At the moment, the world has to rethink the kind of food that can be consumed, not only because this food is essential to eradicate hunger and end malnutrition, but also to avoid deaths from starvation or different kind of diseases (cardiovascular, cancer, etc).
According to data collected by “Food and Agriculture Organization of the United Nations” (FAO), 25% of the world’s population is deficient in protein and this is a clear example of the need for alternative sources of protein in the world and also more than 815 million people today suffer from chronic undernourishment.
By the middle of this century, it is estimated that an extra 265 million tons of protein will be needed to meet the demands of the world’s population. Finding new protein sources turn to be a necessity that leads the way towards sustainable alternatives.
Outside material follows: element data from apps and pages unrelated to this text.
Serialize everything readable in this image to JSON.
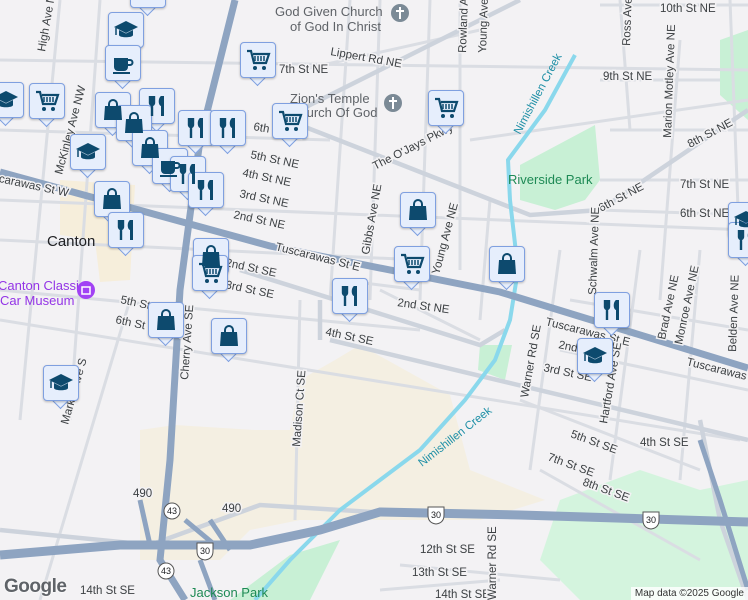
{
  "map": {
    "pois": {
      "church1_line1": "God Given Church",
      "church1_line2": "of God In Christ",
      "church2_line1": "Zion's Temple",
      "church2_line2": "Church Of God",
      "museum_line1": "Canton Classic",
      "museum_line2": "Car Museum"
    },
    "parks": {
      "riverside": "Riverside Park",
      "jackson": "Jackson Park"
    },
    "city": "Canton",
    "waterway": "Nimishillen Creek",
    "streets": {
      "high_ave": "High Ave NW",
      "mckinley": "McKinley Ave NW",
      "tusc_w": "Tuscarawas St W",
      "tusc_e": "Tuscarawas St E",
      "lippert": "Lippert Rd NE",
      "s7th": "7th St NE",
      "s6th": "6th St NE",
      "s5th": "5th St NE",
      "s4th": "4th St NE",
      "s3rd": "3rd St NE",
      "s2nd": "2nd St NE",
      "s3rd_se": "3rd St SE",
      "s2nd_se": "2nd St SE",
      "s4th_se": "4th St SE",
      "s5th_se": "5th St SE",
      "s6th_se": "6th St SE",
      "s7th_se": "7th St SE",
      "s8th_se": "8th St SE",
      "s12th_se": "12th St SE",
      "s13th_se": "13th St SE",
      "s14th_se": "14th St SE",
      "ojays": "The O'Jays Pkwy",
      "gibbs": "Gibbs Ave NE",
      "young": "Young Ave NE",
      "rowland": "Rowland Ave",
      "ross": "Ross Ave",
      "s10th": "10th St NE",
      "s9th": "9th St NE",
      "s8th": "8th St NE",
      "marion": "Marion Motley Ave NE",
      "schwalm": "Schwalm Ave NE",
      "warner": "Warner Rd SE",
      "hartford": "Hartford Ave SE",
      "brad": "Brad Ave NE",
      "monroe": "Monroe Ave NE",
      "belden": "Belden Ave NE",
      "madison": "Madison Ct SE",
      "cherry": "Cherry Ave SE",
      "market": "Market Ave S"
    },
    "shields": {
      "r43": "43",
      "r30": "30",
      "r490": "490"
    },
    "markers": [
      "shopping-bag",
      "graduation-cap",
      "coffee",
      "graduation-cap",
      "cart",
      "shopping-bag",
      "restaurant",
      "shopping-bag",
      "restaurant",
      "restaurant",
      "cart",
      "cart",
      "graduation-cap",
      "shopping-bag",
      "coffee",
      "restaurant",
      "restaurant",
      "shopping-bag",
      "restaurant",
      "shopping-bag",
      "cart",
      "restaurant",
      "shopping-bag",
      "cart",
      "cart",
      "shopping-bag",
      "restaurant",
      "graduation-cap",
      "graduation-cap",
      "restaurant",
      "shopping-bag",
      "shopping-bag",
      "graduation-cap"
    ],
    "attribution": "Map data ©2025 Google",
    "logo": "Google"
  }
}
Countries like Algeria, Nigeria, Madagascar and Botswana face serious food shortages. India, due to its overpopulation, also faces many difficulties in terms of the ability to feed its population.
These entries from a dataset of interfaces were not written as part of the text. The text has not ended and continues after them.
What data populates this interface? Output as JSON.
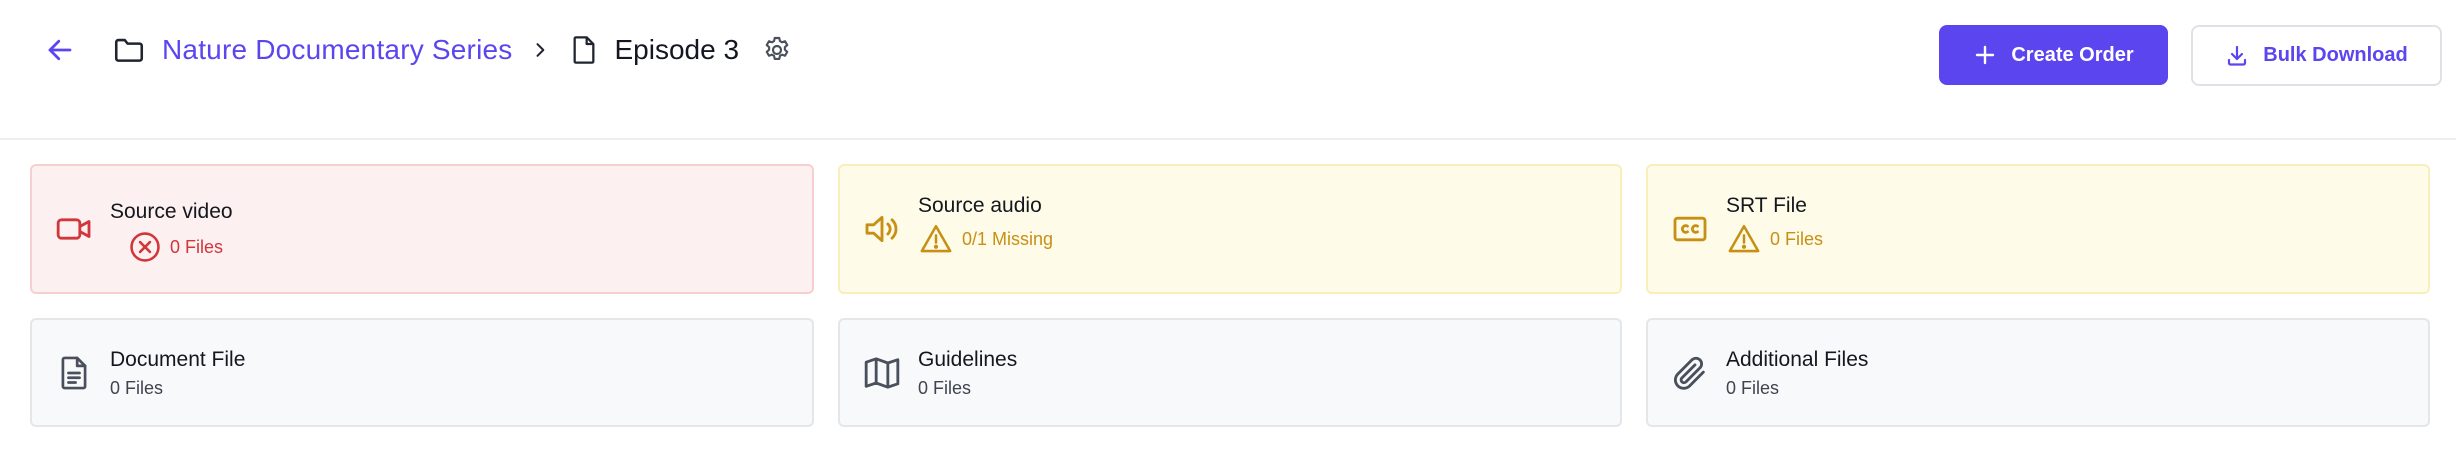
{
  "header": {
    "breadcrumb": {
      "folder": "Nature Documentary Series",
      "current": "Episode 3"
    },
    "actions": {
      "create_order": "Create Order",
      "bulk_download": "Bulk Download"
    }
  },
  "colors": {
    "accent": "#5b45ee",
    "error": "#d1363a",
    "warning": "#c79015",
    "error_bg": "#fdf0f0",
    "warning_bg": "#fefbe8",
    "neutral_bg": "#f8f9fb"
  },
  "cards": [
    {
      "title": "Source video",
      "status": "0 Files",
      "state": "error",
      "icon": "video-camera-icon"
    },
    {
      "title": "Source audio",
      "status": "0/1 Missing",
      "state": "warning",
      "icon": "speaker-icon"
    },
    {
      "title": "SRT File",
      "status": "0 Files",
      "state": "warning",
      "icon": "closed-captions-icon"
    },
    {
      "title": "Document File",
      "status": "0 Files",
      "state": "neutral",
      "icon": "document-icon"
    },
    {
      "title": "Guidelines",
      "status": "0 Files",
      "state": "neutral",
      "icon": "map-icon"
    },
    {
      "title": "Additional Files",
      "status": "0 Files",
      "state": "neutral",
      "icon": "paperclip-icon"
    }
  ]
}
Science is making progress in looking for alternatives to take advantage of different or new natural resources that can improve our nutritional patterns, exploitate unconventional food sources as possible alternatives. Among them, single-celled microorganisms are likely to have the best chance of developing unique agricultural supply independence. Protein obtained from microorganisms is cheap and competes well with other sources of protein and can provide good nutritional value depending on the amino acid composition.
Moreover, animal protein could be replaced with high-quality plant sources and, perhaps, other more novel sources including insects. Insects and single-cell organisms, including bacteria, represent exciting, and with continued research and investment, economically and environmentally favorable alternatives.
In the near future, sustainable food alternatives could have a major impact not only on solving various food problems that humanity faces but they can also reduce the food industry’s environmental footprint, create innovative products and help adopting the circular economy model that contributes to the SDG’s.